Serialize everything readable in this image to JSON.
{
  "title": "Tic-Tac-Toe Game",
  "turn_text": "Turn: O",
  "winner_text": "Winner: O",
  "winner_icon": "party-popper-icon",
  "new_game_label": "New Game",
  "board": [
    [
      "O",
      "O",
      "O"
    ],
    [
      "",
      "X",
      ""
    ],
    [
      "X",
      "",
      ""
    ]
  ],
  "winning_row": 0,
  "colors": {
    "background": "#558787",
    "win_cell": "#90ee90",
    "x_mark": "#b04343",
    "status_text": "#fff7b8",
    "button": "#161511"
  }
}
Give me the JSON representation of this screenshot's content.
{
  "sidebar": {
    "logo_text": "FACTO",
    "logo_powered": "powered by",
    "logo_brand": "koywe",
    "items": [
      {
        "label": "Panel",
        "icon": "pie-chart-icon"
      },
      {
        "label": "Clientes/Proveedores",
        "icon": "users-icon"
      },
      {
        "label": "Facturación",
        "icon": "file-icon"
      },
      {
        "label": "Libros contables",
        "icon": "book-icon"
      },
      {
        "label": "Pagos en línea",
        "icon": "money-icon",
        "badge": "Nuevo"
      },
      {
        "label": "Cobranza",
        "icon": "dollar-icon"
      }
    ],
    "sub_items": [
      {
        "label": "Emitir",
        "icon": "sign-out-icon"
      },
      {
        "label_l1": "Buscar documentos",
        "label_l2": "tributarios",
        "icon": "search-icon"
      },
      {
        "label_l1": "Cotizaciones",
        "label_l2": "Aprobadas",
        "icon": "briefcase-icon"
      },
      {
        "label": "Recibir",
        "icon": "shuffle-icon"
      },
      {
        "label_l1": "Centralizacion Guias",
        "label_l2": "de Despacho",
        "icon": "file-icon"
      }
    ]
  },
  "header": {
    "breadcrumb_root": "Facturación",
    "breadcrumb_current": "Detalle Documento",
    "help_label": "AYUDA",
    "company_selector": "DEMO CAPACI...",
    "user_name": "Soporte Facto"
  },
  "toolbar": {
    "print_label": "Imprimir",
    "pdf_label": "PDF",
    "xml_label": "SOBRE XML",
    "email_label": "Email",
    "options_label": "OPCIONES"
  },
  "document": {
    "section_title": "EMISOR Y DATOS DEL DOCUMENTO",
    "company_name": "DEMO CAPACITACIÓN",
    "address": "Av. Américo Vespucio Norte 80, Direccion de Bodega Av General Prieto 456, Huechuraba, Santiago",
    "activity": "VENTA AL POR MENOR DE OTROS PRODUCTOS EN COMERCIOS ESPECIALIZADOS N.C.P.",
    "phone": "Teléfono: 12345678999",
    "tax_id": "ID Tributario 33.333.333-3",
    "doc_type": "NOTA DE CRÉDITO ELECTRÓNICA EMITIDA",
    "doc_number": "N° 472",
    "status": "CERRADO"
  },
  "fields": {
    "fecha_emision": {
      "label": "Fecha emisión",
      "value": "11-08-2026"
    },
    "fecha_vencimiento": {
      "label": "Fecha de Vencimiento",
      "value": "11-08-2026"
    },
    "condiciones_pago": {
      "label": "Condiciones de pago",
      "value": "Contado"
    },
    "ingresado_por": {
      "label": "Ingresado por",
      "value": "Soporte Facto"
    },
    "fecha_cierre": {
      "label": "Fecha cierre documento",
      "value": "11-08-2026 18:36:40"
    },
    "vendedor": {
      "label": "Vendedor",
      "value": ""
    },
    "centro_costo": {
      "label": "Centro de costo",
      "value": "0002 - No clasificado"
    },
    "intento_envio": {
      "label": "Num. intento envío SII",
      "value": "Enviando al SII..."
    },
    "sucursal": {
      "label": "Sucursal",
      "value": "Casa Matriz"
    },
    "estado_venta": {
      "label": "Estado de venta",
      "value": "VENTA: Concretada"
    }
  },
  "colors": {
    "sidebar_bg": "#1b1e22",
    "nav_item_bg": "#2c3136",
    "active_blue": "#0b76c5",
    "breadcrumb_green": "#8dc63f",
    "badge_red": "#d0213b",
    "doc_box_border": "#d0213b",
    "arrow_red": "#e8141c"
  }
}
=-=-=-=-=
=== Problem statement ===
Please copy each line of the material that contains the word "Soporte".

=== The completed task ===
    "user_name": "Soporte Facto"
      "value": "Soporte Facto"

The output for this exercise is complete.